Social scientists such as Robert Putnam (famous for his book “Bowling Alone”) have predicted, and have presented evidence to support their claim, that the increase in diversity in a community will lead to a decrease in overall trust of others (not just the diverse newcomers) in that community. However, the untold story about St. Cloud is that it is a case (and there are others) in which we see that the increase in diversity from 2010 to 2015 did not lead to a decrease in overall trust.
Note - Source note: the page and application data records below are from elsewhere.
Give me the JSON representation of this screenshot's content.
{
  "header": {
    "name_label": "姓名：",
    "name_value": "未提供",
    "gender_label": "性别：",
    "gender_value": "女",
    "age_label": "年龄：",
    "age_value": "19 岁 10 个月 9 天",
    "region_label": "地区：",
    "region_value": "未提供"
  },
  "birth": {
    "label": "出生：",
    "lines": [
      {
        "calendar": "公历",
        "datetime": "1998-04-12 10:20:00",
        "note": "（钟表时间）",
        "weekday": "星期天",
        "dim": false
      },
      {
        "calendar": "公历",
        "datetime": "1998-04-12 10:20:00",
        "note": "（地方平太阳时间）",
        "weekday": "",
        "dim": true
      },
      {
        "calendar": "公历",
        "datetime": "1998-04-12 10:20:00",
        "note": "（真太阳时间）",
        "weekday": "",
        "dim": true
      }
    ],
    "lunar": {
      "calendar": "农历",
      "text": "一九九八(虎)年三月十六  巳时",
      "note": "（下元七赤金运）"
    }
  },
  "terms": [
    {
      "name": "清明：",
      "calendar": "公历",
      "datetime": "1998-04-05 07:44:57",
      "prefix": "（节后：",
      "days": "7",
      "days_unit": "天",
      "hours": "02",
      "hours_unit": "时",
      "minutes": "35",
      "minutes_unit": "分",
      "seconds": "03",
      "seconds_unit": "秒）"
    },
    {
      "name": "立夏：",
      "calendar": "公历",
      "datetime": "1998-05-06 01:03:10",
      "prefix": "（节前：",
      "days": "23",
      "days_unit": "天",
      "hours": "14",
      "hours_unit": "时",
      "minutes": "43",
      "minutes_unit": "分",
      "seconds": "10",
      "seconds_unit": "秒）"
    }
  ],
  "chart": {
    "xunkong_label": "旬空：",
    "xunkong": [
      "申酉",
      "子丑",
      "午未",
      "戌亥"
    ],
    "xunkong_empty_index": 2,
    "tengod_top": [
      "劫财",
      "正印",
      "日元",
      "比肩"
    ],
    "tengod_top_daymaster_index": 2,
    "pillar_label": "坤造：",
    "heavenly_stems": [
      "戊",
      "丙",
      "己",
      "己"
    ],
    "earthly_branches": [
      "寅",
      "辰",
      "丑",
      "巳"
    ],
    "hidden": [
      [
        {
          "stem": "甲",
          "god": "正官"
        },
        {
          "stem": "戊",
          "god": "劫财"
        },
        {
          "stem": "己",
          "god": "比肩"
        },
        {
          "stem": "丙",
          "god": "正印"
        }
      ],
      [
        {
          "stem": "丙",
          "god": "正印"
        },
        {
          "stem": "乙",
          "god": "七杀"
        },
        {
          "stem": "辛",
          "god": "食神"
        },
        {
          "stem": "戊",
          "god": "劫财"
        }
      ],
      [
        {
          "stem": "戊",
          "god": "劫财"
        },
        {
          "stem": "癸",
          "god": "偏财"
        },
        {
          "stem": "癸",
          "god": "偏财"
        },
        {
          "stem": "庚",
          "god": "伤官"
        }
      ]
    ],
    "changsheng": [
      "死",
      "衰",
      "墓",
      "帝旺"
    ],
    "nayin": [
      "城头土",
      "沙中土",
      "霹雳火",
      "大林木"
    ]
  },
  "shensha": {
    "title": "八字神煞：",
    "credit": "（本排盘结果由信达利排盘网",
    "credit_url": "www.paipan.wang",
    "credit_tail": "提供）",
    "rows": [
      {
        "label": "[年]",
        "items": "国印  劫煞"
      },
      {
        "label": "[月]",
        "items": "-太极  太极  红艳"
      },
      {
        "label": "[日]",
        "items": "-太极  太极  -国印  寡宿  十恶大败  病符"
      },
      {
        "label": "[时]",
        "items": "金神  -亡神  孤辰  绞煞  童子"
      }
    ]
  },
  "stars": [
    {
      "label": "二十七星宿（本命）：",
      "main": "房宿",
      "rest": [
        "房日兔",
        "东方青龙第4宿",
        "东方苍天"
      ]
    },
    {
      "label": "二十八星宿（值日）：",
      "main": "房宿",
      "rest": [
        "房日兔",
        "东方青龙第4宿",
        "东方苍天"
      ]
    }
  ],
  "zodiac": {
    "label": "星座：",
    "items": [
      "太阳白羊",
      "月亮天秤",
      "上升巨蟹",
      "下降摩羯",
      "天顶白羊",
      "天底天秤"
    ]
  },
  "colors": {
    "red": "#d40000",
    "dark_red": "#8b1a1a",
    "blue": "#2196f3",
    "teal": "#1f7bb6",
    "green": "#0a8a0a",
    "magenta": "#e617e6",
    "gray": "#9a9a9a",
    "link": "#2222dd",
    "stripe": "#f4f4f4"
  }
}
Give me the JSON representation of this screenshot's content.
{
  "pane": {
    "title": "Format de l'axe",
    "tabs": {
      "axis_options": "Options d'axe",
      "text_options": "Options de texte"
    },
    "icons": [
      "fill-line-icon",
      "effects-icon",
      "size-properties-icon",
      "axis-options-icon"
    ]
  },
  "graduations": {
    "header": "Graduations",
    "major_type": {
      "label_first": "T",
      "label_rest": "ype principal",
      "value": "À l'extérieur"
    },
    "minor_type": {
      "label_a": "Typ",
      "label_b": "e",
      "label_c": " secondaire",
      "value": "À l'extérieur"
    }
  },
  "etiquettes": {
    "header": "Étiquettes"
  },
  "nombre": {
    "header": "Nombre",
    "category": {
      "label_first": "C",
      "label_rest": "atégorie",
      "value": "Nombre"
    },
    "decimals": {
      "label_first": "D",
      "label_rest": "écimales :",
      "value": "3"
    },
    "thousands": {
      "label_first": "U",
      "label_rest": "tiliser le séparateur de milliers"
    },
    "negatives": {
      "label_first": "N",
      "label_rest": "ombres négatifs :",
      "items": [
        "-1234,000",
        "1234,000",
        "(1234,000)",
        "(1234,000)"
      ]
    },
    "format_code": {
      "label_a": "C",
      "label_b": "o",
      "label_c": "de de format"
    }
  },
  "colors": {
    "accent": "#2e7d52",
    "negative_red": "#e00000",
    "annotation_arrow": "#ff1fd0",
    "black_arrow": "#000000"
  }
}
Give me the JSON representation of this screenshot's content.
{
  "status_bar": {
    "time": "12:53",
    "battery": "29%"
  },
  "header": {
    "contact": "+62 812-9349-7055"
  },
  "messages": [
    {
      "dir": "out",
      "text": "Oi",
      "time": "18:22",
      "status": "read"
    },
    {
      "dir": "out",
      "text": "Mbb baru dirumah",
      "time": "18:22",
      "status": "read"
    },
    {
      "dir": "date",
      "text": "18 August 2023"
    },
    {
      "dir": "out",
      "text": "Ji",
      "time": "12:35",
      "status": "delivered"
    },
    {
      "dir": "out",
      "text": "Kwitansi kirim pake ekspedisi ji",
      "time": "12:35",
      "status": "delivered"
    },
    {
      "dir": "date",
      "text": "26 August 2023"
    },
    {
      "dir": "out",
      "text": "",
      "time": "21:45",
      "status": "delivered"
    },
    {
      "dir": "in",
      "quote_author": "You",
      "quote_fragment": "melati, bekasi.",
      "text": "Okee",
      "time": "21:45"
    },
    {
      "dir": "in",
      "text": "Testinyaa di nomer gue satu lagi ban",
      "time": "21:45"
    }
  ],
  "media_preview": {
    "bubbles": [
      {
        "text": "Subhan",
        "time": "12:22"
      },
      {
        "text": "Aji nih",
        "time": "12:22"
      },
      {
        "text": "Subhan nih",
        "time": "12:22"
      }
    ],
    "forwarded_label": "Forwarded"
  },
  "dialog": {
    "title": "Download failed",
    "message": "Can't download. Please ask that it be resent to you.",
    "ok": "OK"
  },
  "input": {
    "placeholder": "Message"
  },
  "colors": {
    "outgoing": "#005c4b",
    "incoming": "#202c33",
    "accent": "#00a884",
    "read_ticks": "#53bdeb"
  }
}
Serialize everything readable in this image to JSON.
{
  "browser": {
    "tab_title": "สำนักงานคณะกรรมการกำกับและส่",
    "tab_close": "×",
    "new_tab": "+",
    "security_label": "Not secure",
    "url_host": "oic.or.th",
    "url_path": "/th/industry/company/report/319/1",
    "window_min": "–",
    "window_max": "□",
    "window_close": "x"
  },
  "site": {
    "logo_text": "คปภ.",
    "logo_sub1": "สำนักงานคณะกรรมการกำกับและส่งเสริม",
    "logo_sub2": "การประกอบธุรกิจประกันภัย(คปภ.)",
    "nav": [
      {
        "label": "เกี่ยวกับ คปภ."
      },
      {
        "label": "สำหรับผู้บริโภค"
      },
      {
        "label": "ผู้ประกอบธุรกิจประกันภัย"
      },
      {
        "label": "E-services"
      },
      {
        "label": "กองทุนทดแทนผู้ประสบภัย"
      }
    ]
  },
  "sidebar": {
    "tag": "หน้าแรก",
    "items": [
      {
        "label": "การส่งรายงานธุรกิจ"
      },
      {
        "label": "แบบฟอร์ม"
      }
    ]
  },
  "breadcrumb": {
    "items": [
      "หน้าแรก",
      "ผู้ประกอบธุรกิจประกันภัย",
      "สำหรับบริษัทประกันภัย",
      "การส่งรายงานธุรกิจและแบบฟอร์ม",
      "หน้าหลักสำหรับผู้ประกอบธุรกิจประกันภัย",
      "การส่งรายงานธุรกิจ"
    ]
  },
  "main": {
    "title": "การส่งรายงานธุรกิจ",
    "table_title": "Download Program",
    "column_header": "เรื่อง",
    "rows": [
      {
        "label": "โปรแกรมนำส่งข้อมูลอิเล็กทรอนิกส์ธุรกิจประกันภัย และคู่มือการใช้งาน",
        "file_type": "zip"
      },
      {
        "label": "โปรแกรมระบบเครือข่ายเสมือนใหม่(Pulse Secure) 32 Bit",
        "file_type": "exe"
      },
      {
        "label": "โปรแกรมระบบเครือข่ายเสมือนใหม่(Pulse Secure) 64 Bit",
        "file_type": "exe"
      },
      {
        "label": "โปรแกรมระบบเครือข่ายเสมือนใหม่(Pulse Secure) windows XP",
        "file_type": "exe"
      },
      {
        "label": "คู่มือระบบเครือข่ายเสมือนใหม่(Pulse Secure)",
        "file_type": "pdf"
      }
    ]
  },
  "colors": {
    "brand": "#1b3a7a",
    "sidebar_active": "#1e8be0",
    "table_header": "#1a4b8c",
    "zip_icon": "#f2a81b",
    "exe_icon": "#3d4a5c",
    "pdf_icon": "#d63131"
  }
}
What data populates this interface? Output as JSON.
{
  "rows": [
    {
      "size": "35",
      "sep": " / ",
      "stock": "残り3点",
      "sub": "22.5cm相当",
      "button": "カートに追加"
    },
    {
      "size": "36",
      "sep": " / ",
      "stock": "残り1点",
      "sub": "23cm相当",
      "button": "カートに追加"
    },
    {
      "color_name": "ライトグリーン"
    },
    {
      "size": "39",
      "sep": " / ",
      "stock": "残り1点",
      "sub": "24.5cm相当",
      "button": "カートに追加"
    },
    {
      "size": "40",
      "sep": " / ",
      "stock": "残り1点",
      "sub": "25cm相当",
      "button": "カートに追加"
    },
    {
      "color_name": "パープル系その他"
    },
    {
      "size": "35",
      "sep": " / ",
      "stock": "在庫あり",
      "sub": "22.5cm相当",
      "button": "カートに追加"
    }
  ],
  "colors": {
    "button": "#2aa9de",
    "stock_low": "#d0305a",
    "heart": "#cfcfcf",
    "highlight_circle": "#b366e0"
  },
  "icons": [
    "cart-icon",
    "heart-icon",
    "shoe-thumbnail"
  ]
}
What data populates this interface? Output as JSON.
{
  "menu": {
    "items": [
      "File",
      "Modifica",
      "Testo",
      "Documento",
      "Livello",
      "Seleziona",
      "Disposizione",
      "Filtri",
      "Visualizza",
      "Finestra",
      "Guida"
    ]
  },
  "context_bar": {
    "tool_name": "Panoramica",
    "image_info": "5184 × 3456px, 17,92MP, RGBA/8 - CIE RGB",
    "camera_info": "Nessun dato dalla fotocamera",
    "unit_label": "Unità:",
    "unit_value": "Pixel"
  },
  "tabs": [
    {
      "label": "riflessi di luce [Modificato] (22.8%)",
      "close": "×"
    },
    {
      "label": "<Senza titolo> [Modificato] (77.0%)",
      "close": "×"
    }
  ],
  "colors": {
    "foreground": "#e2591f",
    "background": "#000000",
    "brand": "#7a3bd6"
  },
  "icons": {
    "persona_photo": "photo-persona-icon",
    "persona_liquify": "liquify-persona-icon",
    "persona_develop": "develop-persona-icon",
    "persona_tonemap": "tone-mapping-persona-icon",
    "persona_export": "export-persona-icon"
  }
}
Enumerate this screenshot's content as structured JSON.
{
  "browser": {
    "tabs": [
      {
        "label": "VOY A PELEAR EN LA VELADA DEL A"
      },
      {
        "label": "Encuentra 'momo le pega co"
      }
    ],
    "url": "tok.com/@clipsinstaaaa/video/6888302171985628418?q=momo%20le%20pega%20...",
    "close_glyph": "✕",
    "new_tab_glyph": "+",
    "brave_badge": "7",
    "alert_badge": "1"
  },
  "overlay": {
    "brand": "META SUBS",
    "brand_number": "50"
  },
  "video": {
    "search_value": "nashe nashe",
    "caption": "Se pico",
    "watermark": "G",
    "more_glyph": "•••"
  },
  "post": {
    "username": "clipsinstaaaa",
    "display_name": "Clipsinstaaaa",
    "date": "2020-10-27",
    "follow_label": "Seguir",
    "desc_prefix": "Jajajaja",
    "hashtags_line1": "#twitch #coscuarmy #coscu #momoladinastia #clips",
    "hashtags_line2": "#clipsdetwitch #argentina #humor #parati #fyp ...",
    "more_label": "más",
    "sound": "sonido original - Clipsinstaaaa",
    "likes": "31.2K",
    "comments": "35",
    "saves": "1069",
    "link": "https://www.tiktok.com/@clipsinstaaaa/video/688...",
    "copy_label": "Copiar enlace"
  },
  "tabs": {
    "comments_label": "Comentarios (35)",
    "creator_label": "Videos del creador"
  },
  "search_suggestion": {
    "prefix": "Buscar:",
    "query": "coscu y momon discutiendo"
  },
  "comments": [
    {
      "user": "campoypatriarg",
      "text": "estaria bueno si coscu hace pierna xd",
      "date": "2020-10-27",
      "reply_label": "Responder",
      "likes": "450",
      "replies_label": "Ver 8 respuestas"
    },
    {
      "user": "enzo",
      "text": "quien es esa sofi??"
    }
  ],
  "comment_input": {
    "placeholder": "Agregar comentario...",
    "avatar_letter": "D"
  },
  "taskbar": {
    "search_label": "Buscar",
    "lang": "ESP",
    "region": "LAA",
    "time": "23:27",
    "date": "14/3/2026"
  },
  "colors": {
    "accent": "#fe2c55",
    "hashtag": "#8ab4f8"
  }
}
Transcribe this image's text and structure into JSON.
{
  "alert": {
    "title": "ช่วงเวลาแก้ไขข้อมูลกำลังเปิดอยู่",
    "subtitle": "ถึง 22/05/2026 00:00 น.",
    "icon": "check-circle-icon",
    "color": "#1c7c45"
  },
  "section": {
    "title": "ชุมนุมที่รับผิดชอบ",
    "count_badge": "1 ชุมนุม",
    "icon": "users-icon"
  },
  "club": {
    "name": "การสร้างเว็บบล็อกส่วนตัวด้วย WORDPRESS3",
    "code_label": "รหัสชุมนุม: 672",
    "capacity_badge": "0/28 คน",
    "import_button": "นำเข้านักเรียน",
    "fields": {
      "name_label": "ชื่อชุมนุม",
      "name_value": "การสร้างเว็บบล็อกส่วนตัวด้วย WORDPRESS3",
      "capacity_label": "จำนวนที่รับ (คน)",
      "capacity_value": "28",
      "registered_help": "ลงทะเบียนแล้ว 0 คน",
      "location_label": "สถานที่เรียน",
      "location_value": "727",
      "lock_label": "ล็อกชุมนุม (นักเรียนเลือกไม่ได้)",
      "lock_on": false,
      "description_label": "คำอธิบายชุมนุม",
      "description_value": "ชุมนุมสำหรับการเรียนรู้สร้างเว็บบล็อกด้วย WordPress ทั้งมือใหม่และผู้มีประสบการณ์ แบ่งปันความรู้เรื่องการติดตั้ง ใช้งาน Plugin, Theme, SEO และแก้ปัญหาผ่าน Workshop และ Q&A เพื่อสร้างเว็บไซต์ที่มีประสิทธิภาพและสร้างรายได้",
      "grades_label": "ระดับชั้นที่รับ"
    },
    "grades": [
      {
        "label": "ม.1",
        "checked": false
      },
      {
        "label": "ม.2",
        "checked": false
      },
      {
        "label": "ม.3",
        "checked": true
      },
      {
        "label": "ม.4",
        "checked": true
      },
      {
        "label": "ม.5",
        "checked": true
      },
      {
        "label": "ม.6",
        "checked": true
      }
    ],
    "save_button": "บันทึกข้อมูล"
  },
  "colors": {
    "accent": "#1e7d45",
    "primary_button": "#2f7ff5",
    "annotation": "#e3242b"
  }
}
Similarly, the increase in the number of Somalis in that period did not lead to a decrease in trust in Somalis; in fact, we see a 17-point increase of trust in Somalis and a 27-point increase in the number of respondents who say they trust Somalis “a lot.” This is an important finding that does not fit with some of the characterizations of central Minnesota and St. Cloud.
As a sociologist, I must consider the obvious question of why. We don’t have hard data on this question, but I would hypothesize that the increase of the number of Somalis led to an increase in the likelihood that members of the broader community would get to know Somalis (as fellow students, as co-workers, as fellow shoppers, as neighbors, etc.), and that getting to know a Somali increases the likelihood of developing a trust and a more positive view of Somalis. There is survey evidence from Pew Research that people who know a Muslim are more likely to have a positive view of Muslims than people who do not know a Muslim. Similarly, the increase in the number of Somalis increases the likelihood that friendships will develop with Somalis, which may help to explain the increase in the number of respondents who said they trust Somalis “a lot.” Also we should note that a number of church groups, nonprofit organizations and individuals had been organizing bridge-building activities between Somalis and the broader community during the 2010-2015 period.
The story of Somalis in St. Cloud and central Minnesota is much more interesting than many stories would suggest.
Ron Pagnucco is associate professor in the Department of Peace Studies at the College of St. Benedict/St. John’s University.